● Prompt
An exact copy of every record is the required answer.

Data entries
────────────────────────────────────────
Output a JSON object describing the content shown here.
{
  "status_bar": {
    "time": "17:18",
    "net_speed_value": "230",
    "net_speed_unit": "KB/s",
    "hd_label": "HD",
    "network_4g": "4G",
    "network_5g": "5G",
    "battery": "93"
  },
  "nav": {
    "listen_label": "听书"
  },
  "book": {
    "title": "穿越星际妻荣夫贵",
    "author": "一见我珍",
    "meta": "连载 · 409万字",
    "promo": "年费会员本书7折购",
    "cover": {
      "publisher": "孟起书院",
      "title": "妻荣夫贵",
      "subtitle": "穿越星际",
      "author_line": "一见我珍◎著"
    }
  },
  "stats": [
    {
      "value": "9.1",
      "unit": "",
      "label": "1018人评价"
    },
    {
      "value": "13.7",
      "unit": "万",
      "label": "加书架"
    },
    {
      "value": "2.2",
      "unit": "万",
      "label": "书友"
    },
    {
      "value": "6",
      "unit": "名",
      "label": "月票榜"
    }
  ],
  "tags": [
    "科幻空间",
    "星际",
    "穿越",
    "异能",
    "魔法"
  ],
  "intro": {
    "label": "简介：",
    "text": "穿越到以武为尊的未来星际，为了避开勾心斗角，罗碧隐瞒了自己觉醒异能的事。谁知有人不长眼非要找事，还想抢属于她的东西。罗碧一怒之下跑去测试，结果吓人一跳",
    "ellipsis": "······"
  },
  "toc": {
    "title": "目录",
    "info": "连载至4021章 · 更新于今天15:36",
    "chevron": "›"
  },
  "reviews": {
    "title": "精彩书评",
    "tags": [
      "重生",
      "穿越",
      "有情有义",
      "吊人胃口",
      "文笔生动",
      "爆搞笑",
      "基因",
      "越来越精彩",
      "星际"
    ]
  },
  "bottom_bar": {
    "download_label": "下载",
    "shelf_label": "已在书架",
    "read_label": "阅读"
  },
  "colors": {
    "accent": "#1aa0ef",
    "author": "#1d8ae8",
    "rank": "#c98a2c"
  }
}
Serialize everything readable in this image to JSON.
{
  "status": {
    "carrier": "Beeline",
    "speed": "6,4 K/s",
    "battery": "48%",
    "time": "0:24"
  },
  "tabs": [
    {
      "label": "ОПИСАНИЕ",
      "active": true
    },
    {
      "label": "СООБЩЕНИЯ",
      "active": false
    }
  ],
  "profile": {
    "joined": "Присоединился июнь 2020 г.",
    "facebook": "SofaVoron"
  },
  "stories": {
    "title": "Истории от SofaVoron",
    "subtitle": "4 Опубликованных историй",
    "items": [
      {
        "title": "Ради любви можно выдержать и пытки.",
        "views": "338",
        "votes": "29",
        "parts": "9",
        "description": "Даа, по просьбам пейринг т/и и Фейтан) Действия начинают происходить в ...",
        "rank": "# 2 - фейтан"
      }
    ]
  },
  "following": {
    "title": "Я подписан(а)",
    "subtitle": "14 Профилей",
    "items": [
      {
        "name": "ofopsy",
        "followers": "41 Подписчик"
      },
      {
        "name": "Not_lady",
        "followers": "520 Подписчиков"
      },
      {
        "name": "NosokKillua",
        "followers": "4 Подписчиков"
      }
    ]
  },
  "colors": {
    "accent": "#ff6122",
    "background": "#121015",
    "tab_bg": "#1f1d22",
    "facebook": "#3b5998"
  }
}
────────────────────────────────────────
● Result of this exercise
Output a JSON object describing the content shown here.
{
  "status_bar": {
    "time": "17:18",
    "net_speed_value": "230",
    "net_speed_unit": "KB/s",
    "hd_label": "HD",
    "network_4g": "4G",
    "network_5g": "5G",
    "battery": "93"
  },
  "nav": {
    "listen_label": "听书"
  },
  "book": {
    "title": "穿越星际妻荣夫贵",
    "author": "一见我珍",
    "meta": "连载 · 409万字",
    "promo": "年费会员本书7折购",
    "cover": {
      "publisher": "孟起书院",
      "title": "妻荣夫贵",
      "subtitle": "穿越星际",
      "author_line": "一见我珍◎著"
    }
  },
  "stats": [
    {
      "value": "9.1",
      "unit": "",
      "label": "1018人评价"
    },
    {
      "value": "13.7",
      "unit": "万",
      "label": "加书架"
    },
    {
      "value": "2.2",
      "unit": "万",
      "label": "书友"
    },
    {
      "value": "6",
      "unit": "名",
      "label": "月票榜"
    }
  ],
  "tags": [
    "科幻空间",
    "星际",
    "穿越",
    "异能",
    "魔法"
  ],
  "intro": {
    "label": "简介：",
    "text": "穿越到以武为尊的未来星际，为了避开勾心斗角，罗碧隐瞒了自己觉醒异能的事。谁知有人不长眼非要找事，还想抢属于她的东西。罗碧一怒之下跑去测试，结果吓人一跳",
    "ellipsis": "······"
  },
  "toc": {
    "title": "目录",
    "info": "连载至4021章 · 更新于今天15:36",
    "chevron": "›"
  },
  "reviews": {
    "title": "精彩书评",
    "tags": [
      "重生",
      "穿越",
      "有情有义",
      "吊人胃口",
      "文笔生动",
      "爆搞笑",
      "基因",
      "越来越精彩",
      "星际"
    ]
  },
  "bottom_bar": {
    "download_label": "下载",
    "shelf_label": "已在书架",
    "read_label": "阅读"
  },
  "colors": {
    "accent": "#1aa0ef",
    "author": "#1d8ae8",
    "rank": "#c98a2c"
  }
}
Serialize everything readable in this image to JSON.
{
  "status": {
    "carrier": "Beeline",
    "speed": "6,4 K/s",
    "battery": "48%",
    "time": "0:24"
  },
  "tabs": [
    {
      "label": "ОПИСАНИЕ",
      "active": true
    },
    {
      "label": "СООБЩЕНИЯ",
      "active": false
    }
  ],
  "profile": {
    "joined": "Присоединился июнь 2020 г.",
    "facebook": "SofaVoron"
  },
  "stories": {
    "title": "Истории от SofaVoron",
    "subtitle": "4 Опубликованных историй",
    "items": [
      {
        "title": "Ради любви можно выдержать и пытки.",
        "views": "338",
        "votes": "29",
        "parts": "9",
        "description": "Даа, по просьбам пейринг т/и и Фейтан) Действия начинают происходить в ...",
        "rank": "# 2 - фейтан"
      }
    ]
  },
  "following": {
    "title": "Я подписан(а)",
    "subtitle": "14 Профилей",
    "items": [
      {
        "name": "ofopsy",
        "followers": "41 Подписчик"
      },
      {
        "name": "Not_lady",
        "followers": "520 Подписчиков"
      },
      {
        "name": "NosokKillua",
        "followers": "4 Подписчиков"
      }
    ]
  },
  "colors": {
    "accent": "#ff6122",
    "background": "#121015",
    "tab_bg": "#1f1d22",
    "facebook": "#3b5998"
  }
}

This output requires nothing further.